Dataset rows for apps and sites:
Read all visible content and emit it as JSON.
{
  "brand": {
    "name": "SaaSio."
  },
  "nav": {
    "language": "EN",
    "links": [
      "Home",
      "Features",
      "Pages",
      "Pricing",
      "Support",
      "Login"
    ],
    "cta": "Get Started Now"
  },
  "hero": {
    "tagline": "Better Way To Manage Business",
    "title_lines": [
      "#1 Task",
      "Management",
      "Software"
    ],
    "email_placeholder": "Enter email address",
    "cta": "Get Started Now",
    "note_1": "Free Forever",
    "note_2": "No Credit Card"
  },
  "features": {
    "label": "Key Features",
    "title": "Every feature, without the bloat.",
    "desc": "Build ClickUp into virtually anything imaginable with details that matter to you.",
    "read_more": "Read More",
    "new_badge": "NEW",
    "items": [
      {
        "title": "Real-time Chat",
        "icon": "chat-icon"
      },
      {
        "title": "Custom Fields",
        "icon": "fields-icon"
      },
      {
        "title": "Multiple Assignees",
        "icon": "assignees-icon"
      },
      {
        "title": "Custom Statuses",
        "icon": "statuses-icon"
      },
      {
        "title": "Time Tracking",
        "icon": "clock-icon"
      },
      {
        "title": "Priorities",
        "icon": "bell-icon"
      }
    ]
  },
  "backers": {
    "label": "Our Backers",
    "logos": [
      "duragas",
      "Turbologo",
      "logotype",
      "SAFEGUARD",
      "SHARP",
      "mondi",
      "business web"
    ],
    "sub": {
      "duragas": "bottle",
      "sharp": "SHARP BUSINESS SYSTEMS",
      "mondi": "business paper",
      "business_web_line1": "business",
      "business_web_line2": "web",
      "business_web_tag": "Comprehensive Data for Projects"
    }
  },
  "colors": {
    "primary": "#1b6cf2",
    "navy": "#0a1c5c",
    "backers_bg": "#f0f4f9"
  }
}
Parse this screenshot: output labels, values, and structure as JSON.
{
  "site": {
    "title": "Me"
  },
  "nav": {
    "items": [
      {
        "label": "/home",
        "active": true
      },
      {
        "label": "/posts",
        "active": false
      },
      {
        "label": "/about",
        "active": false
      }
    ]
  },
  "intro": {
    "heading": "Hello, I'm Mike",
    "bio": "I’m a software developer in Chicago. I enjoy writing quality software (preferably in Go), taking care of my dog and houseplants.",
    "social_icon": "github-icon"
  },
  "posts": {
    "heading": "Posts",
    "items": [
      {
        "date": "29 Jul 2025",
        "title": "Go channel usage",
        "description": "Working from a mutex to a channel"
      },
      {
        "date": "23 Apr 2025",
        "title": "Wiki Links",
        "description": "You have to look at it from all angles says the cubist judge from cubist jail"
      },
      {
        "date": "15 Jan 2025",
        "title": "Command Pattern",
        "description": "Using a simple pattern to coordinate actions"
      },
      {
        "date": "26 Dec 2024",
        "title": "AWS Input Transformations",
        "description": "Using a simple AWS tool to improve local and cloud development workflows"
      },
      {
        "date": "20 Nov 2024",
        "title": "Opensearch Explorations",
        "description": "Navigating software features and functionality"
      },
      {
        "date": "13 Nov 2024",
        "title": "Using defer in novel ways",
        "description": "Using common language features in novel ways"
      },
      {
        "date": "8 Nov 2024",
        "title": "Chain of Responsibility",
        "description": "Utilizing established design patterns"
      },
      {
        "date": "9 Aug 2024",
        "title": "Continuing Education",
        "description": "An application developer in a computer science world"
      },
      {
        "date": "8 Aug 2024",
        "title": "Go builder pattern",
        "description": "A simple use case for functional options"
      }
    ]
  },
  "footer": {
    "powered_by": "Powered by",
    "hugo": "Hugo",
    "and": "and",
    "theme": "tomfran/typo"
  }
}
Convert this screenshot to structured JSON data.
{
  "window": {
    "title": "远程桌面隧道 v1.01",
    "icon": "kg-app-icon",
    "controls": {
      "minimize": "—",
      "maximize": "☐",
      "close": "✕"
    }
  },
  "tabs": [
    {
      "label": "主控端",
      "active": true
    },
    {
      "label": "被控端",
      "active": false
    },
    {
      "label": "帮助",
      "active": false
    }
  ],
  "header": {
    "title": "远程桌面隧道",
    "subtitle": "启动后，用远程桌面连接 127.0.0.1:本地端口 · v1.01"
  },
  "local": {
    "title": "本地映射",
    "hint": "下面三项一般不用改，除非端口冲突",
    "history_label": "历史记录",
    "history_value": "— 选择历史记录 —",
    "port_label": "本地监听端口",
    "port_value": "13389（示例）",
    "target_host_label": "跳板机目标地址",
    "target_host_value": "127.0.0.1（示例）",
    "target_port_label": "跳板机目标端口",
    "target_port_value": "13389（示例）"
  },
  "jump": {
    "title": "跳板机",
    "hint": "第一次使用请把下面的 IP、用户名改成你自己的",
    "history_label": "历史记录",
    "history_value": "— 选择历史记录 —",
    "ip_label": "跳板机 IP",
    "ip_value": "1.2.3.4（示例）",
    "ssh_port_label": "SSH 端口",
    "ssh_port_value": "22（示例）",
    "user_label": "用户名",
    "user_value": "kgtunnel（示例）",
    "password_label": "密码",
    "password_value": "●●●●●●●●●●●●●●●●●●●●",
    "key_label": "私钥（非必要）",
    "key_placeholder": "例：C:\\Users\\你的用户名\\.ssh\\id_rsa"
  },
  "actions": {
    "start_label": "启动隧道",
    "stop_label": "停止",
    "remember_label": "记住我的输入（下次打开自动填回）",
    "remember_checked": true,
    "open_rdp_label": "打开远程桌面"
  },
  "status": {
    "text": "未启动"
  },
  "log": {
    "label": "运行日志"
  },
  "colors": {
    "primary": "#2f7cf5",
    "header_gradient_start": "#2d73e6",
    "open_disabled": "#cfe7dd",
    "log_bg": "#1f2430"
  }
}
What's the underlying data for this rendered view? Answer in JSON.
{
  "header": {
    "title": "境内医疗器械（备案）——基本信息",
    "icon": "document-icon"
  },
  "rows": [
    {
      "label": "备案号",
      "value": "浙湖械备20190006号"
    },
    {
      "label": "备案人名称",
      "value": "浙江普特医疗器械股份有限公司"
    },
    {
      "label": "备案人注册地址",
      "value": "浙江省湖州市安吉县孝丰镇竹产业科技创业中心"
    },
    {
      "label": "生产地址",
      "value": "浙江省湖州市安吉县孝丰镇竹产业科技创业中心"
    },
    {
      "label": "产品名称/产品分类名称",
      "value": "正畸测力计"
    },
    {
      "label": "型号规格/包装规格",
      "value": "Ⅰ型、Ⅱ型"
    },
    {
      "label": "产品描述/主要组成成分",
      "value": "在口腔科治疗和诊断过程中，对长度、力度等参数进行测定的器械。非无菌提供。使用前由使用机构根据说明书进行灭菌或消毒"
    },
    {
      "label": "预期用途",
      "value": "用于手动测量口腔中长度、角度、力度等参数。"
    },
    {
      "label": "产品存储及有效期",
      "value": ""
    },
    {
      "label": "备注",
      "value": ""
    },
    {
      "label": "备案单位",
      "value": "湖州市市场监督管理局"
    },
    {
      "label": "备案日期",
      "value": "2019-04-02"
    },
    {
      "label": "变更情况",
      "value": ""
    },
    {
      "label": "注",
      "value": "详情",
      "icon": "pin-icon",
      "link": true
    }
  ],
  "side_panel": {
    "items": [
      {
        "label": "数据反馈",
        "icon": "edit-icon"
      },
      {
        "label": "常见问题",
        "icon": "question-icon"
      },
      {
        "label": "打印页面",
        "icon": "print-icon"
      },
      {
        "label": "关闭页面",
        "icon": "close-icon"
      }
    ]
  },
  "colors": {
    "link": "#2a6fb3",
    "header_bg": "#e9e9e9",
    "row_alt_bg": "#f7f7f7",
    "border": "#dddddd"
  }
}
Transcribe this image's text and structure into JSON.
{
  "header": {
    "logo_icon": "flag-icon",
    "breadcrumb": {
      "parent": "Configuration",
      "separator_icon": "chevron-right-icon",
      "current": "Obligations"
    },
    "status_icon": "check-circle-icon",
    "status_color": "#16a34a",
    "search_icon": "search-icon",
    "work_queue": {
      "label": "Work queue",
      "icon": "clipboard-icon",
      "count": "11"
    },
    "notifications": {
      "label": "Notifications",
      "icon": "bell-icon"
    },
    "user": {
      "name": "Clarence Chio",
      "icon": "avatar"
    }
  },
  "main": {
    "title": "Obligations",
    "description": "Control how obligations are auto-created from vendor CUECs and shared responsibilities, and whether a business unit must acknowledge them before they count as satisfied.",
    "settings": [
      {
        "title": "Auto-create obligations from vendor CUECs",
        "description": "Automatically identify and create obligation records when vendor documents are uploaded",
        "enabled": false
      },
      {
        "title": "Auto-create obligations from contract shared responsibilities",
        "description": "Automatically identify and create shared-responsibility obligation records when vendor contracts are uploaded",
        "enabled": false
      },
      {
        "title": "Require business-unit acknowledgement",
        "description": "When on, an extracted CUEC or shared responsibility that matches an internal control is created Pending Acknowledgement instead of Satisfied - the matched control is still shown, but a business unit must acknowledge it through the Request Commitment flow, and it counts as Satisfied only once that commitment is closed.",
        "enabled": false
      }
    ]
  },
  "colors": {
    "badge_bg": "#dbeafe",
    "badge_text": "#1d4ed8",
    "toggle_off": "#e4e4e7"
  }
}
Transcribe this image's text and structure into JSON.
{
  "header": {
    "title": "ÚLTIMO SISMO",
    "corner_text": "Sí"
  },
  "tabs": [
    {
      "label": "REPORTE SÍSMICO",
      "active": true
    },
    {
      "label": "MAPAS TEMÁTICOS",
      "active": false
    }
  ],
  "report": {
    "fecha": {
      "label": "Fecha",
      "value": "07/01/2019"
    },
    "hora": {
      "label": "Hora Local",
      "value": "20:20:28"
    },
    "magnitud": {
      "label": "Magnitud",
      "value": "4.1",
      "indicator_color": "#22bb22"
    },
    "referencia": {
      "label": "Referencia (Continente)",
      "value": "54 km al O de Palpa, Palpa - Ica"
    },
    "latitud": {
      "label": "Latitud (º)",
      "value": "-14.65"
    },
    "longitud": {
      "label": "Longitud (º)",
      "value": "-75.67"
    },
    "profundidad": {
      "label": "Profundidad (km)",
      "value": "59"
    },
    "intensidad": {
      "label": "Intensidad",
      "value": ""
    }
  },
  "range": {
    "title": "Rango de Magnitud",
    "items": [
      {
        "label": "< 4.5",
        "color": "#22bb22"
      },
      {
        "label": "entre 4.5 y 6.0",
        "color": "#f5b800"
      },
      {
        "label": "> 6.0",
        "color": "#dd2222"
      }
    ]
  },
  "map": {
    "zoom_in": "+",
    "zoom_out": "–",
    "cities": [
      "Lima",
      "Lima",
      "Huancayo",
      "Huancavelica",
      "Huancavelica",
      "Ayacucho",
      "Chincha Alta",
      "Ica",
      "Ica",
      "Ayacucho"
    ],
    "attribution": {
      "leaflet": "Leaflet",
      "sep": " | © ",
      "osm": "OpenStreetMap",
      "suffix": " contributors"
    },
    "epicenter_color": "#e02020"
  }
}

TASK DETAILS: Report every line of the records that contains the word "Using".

ANSWER SECTION:
        "description": "Using a simple pattern to coordinate actions"
        "description": "Using a simple AWS tool to improve local and cloud development workflows"
        "title": "Using defer in novel ways",
        "description": "Using common language features in novel ways"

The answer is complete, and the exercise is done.